(13) In 2010, the Lancet published the combined results of a larger observational study, also led by Professor Rothwell. This time, he and other researchers found that taking a small aspirin once a day reduced death rates from a number of common cancers.
(14) Aspirin does not help everything, however. It can cause problems, like an increased danger of stomach bleeding and ulcers. And it can interfere with other medicines. Also, some people should not take aspirin. These include people who take other blood thinners or have bleeding disorders. Pregnant women are usually also told to avoid aspirin.
(15) Research has shown a link between aspirin use and a condition called Reye’s syndrome. Children’s doctors say patients up to age 19 should not take anything containing salicylatic products when sick with high temperatures. Recently, American researchers reported finding a small link between aspirin use and one kind of blindness. Age-related macular degeneration, or AMD, affects older adults. It limits their ability to see objects directly in front of them.
(16) Barbara Klein of the University of Wisconsin led the study. She and her team found that people who regularly took aspirin for 10 years or more had a small increase in the risk of advanced or “late” AMD. “Regularly” meant at least twice a week for more than three months. In a separate study, Australian researchers found that people who take aspirin regularly for many years are more likely to develop neovascular AMD.
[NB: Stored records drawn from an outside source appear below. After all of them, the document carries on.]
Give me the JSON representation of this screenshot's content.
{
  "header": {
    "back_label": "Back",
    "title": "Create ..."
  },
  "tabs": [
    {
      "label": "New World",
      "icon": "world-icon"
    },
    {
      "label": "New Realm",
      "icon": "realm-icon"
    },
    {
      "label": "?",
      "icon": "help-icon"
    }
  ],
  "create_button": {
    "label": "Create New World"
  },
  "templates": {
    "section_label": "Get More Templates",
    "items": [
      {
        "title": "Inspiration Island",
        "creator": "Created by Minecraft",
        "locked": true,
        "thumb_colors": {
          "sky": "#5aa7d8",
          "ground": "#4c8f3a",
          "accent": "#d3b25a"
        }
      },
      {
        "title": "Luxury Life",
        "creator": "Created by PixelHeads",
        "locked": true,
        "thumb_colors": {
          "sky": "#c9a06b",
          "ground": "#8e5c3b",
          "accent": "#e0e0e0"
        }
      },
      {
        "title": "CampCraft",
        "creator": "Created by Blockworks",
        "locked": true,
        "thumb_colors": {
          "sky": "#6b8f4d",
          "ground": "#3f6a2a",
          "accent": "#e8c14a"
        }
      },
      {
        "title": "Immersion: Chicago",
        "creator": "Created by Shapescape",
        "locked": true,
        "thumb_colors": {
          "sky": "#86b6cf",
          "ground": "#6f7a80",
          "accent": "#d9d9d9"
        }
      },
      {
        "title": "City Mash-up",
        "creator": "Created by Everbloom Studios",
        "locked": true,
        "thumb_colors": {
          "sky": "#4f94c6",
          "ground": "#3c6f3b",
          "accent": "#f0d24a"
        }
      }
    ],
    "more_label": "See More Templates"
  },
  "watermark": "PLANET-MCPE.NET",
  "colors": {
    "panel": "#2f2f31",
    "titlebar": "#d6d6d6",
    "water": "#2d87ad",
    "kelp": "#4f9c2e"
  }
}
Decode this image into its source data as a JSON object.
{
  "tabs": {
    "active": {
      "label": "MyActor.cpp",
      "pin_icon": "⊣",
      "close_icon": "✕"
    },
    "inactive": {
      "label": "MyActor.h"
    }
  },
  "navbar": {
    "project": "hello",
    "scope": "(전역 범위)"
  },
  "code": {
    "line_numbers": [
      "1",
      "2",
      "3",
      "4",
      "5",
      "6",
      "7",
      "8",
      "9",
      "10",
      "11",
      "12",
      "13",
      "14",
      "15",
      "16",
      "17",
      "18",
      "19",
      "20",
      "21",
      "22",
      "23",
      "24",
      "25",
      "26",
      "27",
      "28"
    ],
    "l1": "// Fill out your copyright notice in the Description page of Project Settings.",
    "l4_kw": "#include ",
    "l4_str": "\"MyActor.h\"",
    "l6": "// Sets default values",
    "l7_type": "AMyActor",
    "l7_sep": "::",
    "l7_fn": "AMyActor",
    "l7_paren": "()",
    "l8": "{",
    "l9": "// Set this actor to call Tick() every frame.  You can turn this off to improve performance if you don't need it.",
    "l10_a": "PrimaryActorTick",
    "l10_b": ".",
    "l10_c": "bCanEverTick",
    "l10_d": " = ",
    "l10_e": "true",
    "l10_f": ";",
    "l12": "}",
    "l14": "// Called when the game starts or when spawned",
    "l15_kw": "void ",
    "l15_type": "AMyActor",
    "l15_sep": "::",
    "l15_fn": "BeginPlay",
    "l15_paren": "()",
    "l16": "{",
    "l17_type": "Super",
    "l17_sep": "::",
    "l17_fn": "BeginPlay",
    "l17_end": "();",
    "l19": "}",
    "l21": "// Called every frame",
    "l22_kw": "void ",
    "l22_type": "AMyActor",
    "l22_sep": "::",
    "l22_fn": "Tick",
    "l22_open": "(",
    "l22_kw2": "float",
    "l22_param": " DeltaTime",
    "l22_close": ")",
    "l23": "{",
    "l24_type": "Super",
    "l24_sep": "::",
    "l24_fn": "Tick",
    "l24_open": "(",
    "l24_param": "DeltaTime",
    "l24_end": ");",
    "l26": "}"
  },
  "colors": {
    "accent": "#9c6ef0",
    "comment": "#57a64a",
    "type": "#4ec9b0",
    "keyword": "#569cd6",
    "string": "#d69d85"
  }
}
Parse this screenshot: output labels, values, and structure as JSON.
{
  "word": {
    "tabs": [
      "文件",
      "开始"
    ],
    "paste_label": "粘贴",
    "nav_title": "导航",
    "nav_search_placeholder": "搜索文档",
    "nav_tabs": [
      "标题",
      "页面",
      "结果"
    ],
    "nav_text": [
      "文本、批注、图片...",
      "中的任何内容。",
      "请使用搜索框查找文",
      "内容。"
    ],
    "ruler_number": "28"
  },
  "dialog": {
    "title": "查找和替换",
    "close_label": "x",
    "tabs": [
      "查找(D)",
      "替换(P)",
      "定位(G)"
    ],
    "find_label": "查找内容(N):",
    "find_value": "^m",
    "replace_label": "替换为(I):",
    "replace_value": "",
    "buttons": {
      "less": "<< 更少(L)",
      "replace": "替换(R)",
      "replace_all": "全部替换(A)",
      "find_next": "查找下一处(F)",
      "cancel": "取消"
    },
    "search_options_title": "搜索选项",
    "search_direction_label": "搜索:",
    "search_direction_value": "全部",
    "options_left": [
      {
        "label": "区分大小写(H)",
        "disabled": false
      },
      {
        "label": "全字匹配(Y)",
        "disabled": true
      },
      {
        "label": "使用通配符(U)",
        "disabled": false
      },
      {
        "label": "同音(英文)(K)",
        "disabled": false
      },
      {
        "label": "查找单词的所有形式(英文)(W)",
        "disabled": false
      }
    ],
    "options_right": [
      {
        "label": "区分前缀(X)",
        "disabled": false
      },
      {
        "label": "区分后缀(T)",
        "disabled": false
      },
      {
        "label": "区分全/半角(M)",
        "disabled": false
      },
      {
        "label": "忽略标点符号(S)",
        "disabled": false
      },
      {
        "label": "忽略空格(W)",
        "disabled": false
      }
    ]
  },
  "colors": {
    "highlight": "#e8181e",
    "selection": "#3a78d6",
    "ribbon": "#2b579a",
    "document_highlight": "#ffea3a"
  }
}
(17) This study involved nearly 2,400 adults. Almost 11 percent of them identified themselves as regular aspirin users. Eye tests were performed after five, 10 and 15 years. The researchers found that aspirin takers had twice the risk of neovascular, or “wet,” AMD in comparison to non-regular aspirin users. The findings were reported in December 2012 in the Journal of the American Medical Association.
(18) American researchers found a link between hearing loss in women and their use of ibuprofen or acetaminophen. The researchers studied information about more than 62,000 women between 31 and 48 years of age. The researchers examined how often the women reported using aspirin, ibuprofen or acetaminophen. The information covered the period from 1995 to 2009. Just over 10,000 women reported some hearing loss.
(19) The study was the work of researchers at Brigham and Women’s Hospital in Massachusetts. Lead researcher Sharon Curhan noted that NSAIDS may reduce blood flow to the cochlea, the hearing organ, and affect its ability. She noted that while such medicines can be purchased without a doctor’s order, they still carry possible side effects.
(20) Experts say most people should not take aspirin for disease prevention without first talking to a doctor because there are risks. Some researchers have even said that some people get little or no protection from aspirin. So research continues on one of the oldest and most widely used drugs in the world.
*Let’s talk about the article base on the questions below
- When you feel that you are about to get sick, what do you usually do? Do you immediately go to the doctor?
- Do you think Aspirin is a dangerous drug? Please explain your answer.
- Do you know some home remedies to relieve pain? What are they?